4 Step Guide to EQing Overhead Mics
Published on 12/10/19 by Joel Proulx
4 Step Guide to EQing Your Overhead Mics
EQing overheads was always a struggle for me early on. Getting my kick and snare sounds was always pretty easy. However when I would add in my overhead mics to the drum sound I felt like the sound of my drum kit went down hill.
I later found that EQing overheads is actually pretty simple! All we have to do is turn our overheads into cymbal mics and get rid of the garbage sounding kick and snare that leaks into our overhead tracks. This will allow our close mics to be the bulk of our drum sound.
This 4 step guide will help you get there…..
Step 1 - Roll Off the Low End
The first step in EQing our overhead mics is to add a high pass filter. Typically you will want to roll everything off up to about 350Hz. This means that we are getting rid of all the frequencies below this point.
This will eliminate all of the horrible sounding low end of the kick drum and the snare that is leaking into your overhead microphones. This is sure to clean your microphones up nicely.

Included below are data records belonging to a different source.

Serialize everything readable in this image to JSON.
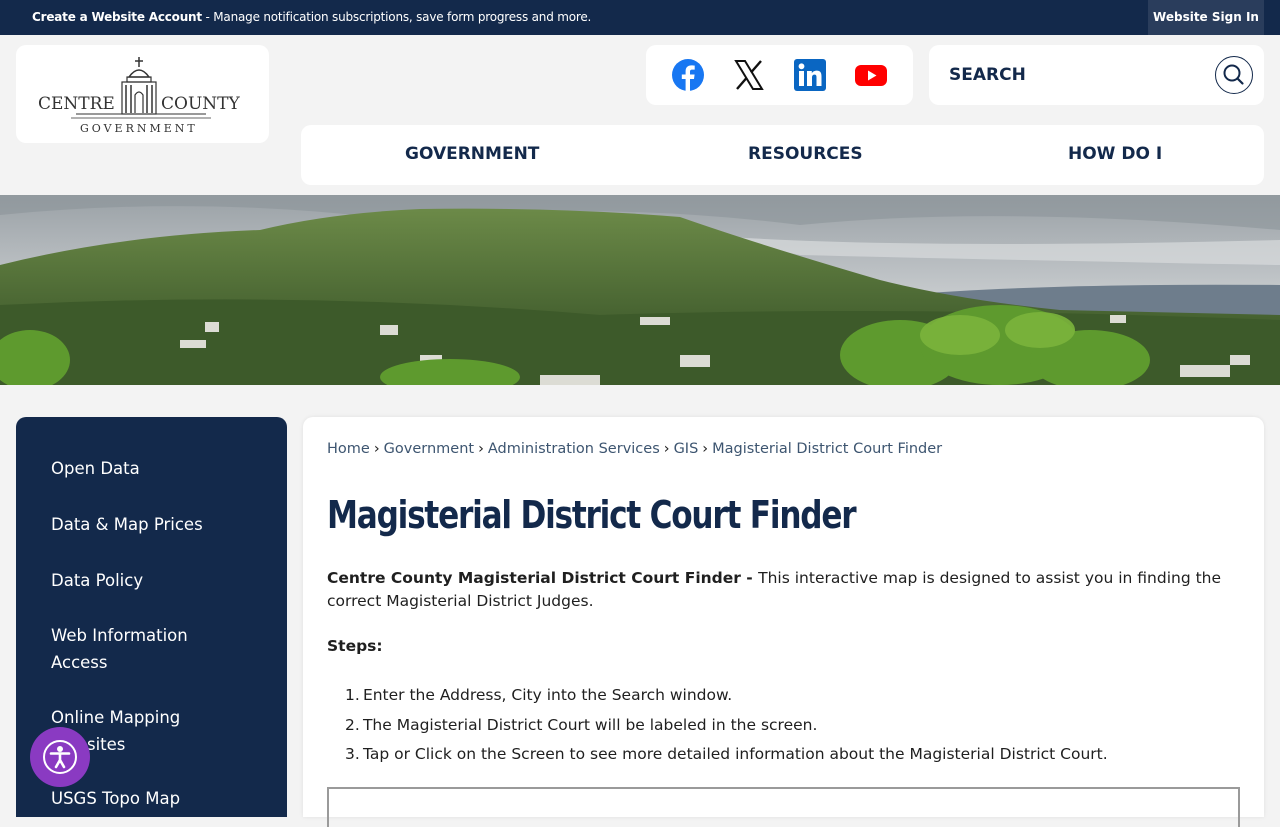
{
  "topbar": {
    "create_account": "Create a Website Account",
    "message": " - Manage notification subscriptions, save form progress and more.",
    "sign_in": "Website Sign In"
  },
  "logo": {
    "line1_left": "CENTRE",
    "line1_right": "COUNTY",
    "line2": "GOVERNMENT"
  },
  "social": {
    "facebook": "facebook-icon",
    "x": "x-icon",
    "linkedin": "linkedin-icon",
    "youtube": "youtube-icon"
  },
  "search": {
    "placeholder": "SEARCH"
  },
  "nav": {
    "items": [
      "GOVERNMENT",
      "RESOURCES",
      "HOW DO I"
    ]
  },
  "sidebar": {
    "items": [
      "Open Data",
      "Data & Map Prices",
      "Data Policy",
      "Web Information Access",
      "Online Mapping Websites",
      "USGS Topo Map"
    ]
  },
  "breadcrumb": [
    "Home",
    "Government",
    "Administration Services",
    "GIS",
    "Magisterial District Court Finder"
  ],
  "page": {
    "title": "Magisterial District Court Finder",
    "intro_bold": "Centre County Magisterial District Court Finder - ",
    "intro_text": "This interactive map is designed to assist you in finding the correct Magisterial District Judges.",
    "steps_heading": "Steps:",
    "steps": [
      "Enter the Address, City into the Search window.",
      "The Magisterial District Court will be labeled in the screen.",
      "Tap or Click on the Screen to see more detailed information about the Magisterial District Court."
    ]
  },
  "colors": {
    "navy": "#13294b",
    "accessibility": "#8a3ac2"
  }
}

Step 2 - Cut the Boxiness of the Snare Drum
Our next step when EQing our overhead mics is to reduce the boxy sound of the snare drum. This sound is usually found around 500Hz.
Sweep your EQ around to pinpoint this horrible mid range sound and give it a 3 to 6db cut.
This will reduce the sound of the snare in your overhead mics even more and allow your your close snare mic to cut through the mix.
Step 3 - Reduce the Harshness of the Cymbals
Our Cymbals tend to have a harshness in the 3-5k area. Typically we want to reduce these frequencies. If you boost around 4k you can easily hear the awful sound in this frequency range.
A cut in this area will clean your cymbals ups and allow them to sound much more pleasing to our ears.
Make sure you do not cut this area by too much as the cymbals will start to sound unnatural.
Step 4 - Brighten your Cymbals Up
If you notice that your overhead mics start to loose some of their luster by EQing with this method we can always go in and add some brightness at the end.
By adding a high shelf around 12k we can get our cymbals to sparkle and shine. Typical if the mix calls for this I will add boost in this area by about 3db.
Be careful not to boost by too much in this area or your overheads will be overly thin and bright.
Processing Your Overhead Mics as a Whole
The below videos are from by free full mix tutorial. Make sure to check out the whole tutorial to learn more about getting your mixes to sounding better!
Also check out our post on our Full Mix Walk through to learn more.